This was also seen on a category level, specifically with computing devices. Last year, consumers would vastly jump to the “coolest new thing” or “shiny object” out of pure admiration, said Zorkin, but that’s warn off a little because people now need these devices for everyday life. “The tech halo is waning,” she said.
When it came to smart homes, the category grew from both a rational and emotional level, which means consumers are “not just excited and looking at it, but they see it as a necessity,” according to Zorkin.
Another insight from the research is that global environmental forces, like political unrest and data privacy struggles, are causing consumers to have increasingly polarized perceptions among brands.
“You have to work a lot harder now to earn your fair share of consumer love and appreciation. They will love you or they will ignore you — if you want to breakthrough, you need to really think differently and be really clear on what you’re providing and how you got there and what you’re doing,” said Zorkin.
CMOs and CEOs of brands, she said, need to focus on accountability and examine all the facets of their company so they can figure out if its being run with purpose. The same goes with making sure all parts of innovation are being run in an ethically responsible way.
Zorkin also believes that now is the time that brands should “be courageous” in their values. “More and more clients are asking, ‘Where do we start? How do we pick what we’re going to stand for?’” she said. “Do it in a way that’s sustainable and core in what you believe in and then ask, ‘What am I willing to accept in the sense of consequences?’ because there will be some.”

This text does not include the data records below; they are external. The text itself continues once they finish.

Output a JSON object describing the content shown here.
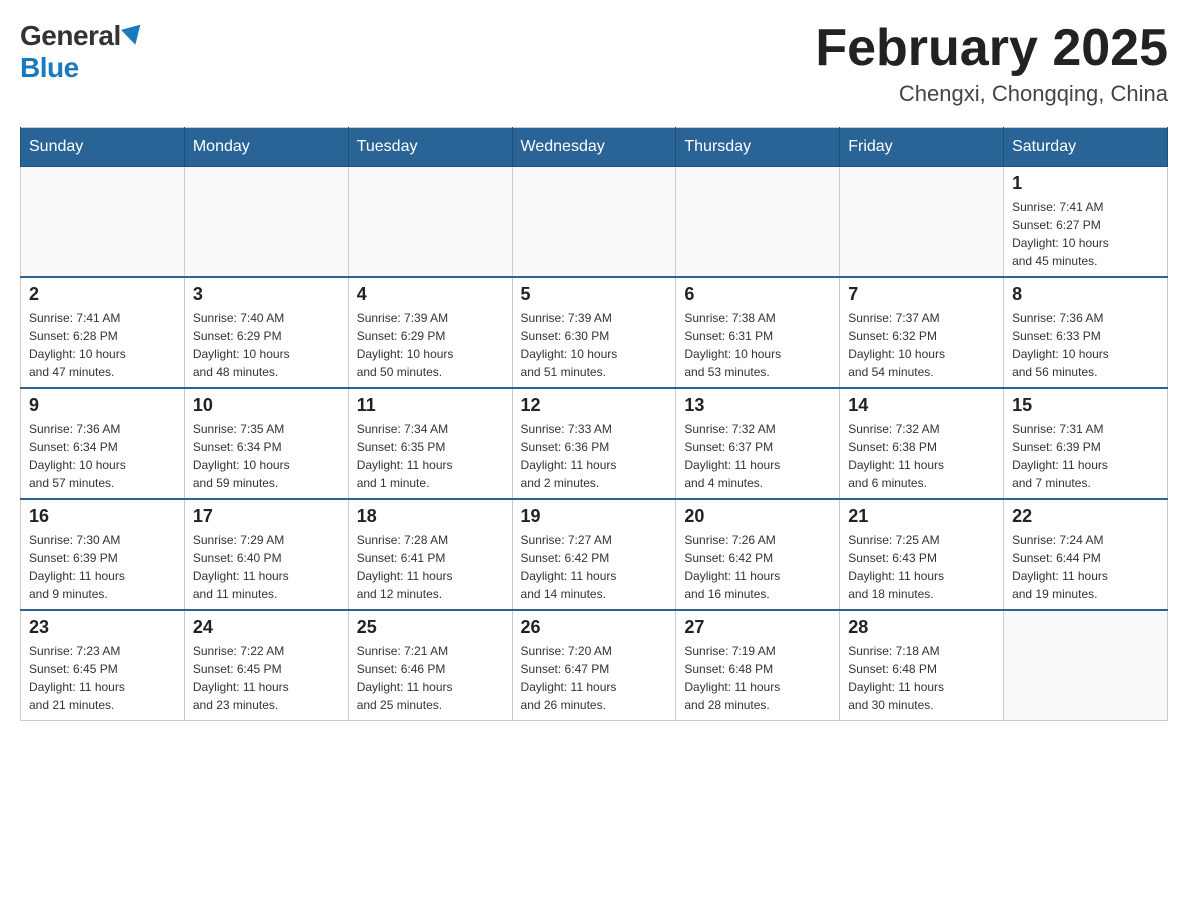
{
  "logo": {
    "general": "General",
    "blue": "Blue"
  },
  "title": "February 2025",
  "location": "Chengxi, Chongqing, China",
  "days_of_week": [
    "Sunday",
    "Monday",
    "Tuesday",
    "Wednesday",
    "Thursday",
    "Friday",
    "Saturday"
  ],
  "weeks": [
    [
      {
        "day": "",
        "info": ""
      },
      {
        "day": "",
        "info": ""
      },
      {
        "day": "",
        "info": ""
      },
      {
        "day": "",
        "info": ""
      },
      {
        "day": "",
        "info": ""
      },
      {
        "day": "",
        "info": ""
      },
      {
        "day": "1",
        "info": "Sunrise: 7:41 AM\nSunset: 6:27 PM\nDaylight: 10 hours\nand 45 minutes."
      }
    ],
    [
      {
        "day": "2",
        "info": "Sunrise: 7:41 AM\nSunset: 6:28 PM\nDaylight: 10 hours\nand 47 minutes."
      },
      {
        "day": "3",
        "info": "Sunrise: 7:40 AM\nSunset: 6:29 PM\nDaylight: 10 hours\nand 48 minutes."
      },
      {
        "day": "4",
        "info": "Sunrise: 7:39 AM\nSunset: 6:29 PM\nDaylight: 10 hours\nand 50 minutes."
      },
      {
        "day": "5",
        "info": "Sunrise: 7:39 AM\nSunset: 6:30 PM\nDaylight: 10 hours\nand 51 minutes."
      },
      {
        "day": "6",
        "info": "Sunrise: 7:38 AM\nSunset: 6:31 PM\nDaylight: 10 hours\nand 53 minutes."
      },
      {
        "day": "7",
        "info": "Sunrise: 7:37 AM\nSunset: 6:32 PM\nDaylight: 10 hours\nand 54 minutes."
      },
      {
        "day": "8",
        "info": "Sunrise: 7:36 AM\nSunset: 6:33 PM\nDaylight: 10 hours\nand 56 minutes."
      }
    ],
    [
      {
        "day": "9",
        "info": "Sunrise: 7:36 AM\nSunset: 6:34 PM\nDaylight: 10 hours\nand 57 minutes."
      },
      {
        "day": "10",
        "info": "Sunrise: 7:35 AM\nSunset: 6:34 PM\nDaylight: 10 hours\nand 59 minutes."
      },
      {
        "day": "11",
        "info": "Sunrise: 7:34 AM\nSunset: 6:35 PM\nDaylight: 11 hours\nand 1 minute."
      },
      {
        "day": "12",
        "info": "Sunrise: 7:33 AM\nSunset: 6:36 PM\nDaylight: 11 hours\nand 2 minutes."
      },
      {
        "day": "13",
        "info": "Sunrise: 7:32 AM\nSunset: 6:37 PM\nDaylight: 11 hours\nand 4 minutes."
      },
      {
        "day": "14",
        "info": "Sunrise: 7:32 AM\nSunset: 6:38 PM\nDaylight: 11 hours\nand 6 minutes."
      },
      {
        "day": "15",
        "info": "Sunrise: 7:31 AM\nSunset: 6:39 PM\nDaylight: 11 hours\nand 7 minutes."
      }
    ],
    [
      {
        "day": "16",
        "info": "Sunrise: 7:30 AM\nSunset: 6:39 PM\nDaylight: 11 hours\nand 9 minutes."
      },
      {
        "day": "17",
        "info": "Sunrise: 7:29 AM\nSunset: 6:40 PM\nDaylight: 11 hours\nand 11 minutes."
      },
      {
        "day": "18",
        "info": "Sunrise: 7:28 AM\nSunset: 6:41 PM\nDaylight: 11 hours\nand 12 minutes."
      },
      {
        "day": "19",
        "info": "Sunrise: 7:27 AM\nSunset: 6:42 PM\nDaylight: 11 hours\nand 14 minutes."
      },
      {
        "day": "20",
        "info": "Sunrise: 7:26 AM\nSunset: 6:42 PM\nDaylight: 11 hours\nand 16 minutes."
      },
      {
        "day": "21",
        "info": "Sunrise: 7:25 AM\nSunset: 6:43 PM\nDaylight: 11 hours\nand 18 minutes."
      },
      {
        "day": "22",
        "info": "Sunrise: 7:24 AM\nSunset: 6:44 PM\nDaylight: 11 hours\nand 19 minutes."
      }
    ],
    [
      {
        "day": "23",
        "info": "Sunrise: 7:23 AM\nSunset: 6:45 PM\nDaylight: 11 hours\nand 21 minutes."
      },
      {
        "day": "24",
        "info": "Sunrise: 7:22 AM\nSunset: 6:45 PM\nDaylight: 11 hours\nand 23 minutes."
      },
      {
        "day": "25",
        "info": "Sunrise: 7:21 AM\nSunset: 6:46 PM\nDaylight: 11 hours\nand 25 minutes."
      },
      {
        "day": "26",
        "info": "Sunrise: 7:20 AM\nSunset: 6:47 PM\nDaylight: 11 hours\nand 26 minutes."
      },
      {
        "day": "27",
        "info": "Sunrise: 7:19 AM\nSunset: 6:48 PM\nDaylight: 11 hours\nand 28 minutes."
      },
      {
        "day": "28",
        "info": "Sunrise: 7:18 AM\nSunset: 6:48 PM\nDaylight: 11 hours\nand 30 minutes."
      },
      {
        "day": "",
        "info": ""
      }
    ]
  ]
}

On the research front, marketers should realize that they don’t need to be “steeped in big data,” said Zorkin. “Just be innovative with how you use data and look at it in a small way to see what will shift behavior and get people thinking and doing things in a different way.”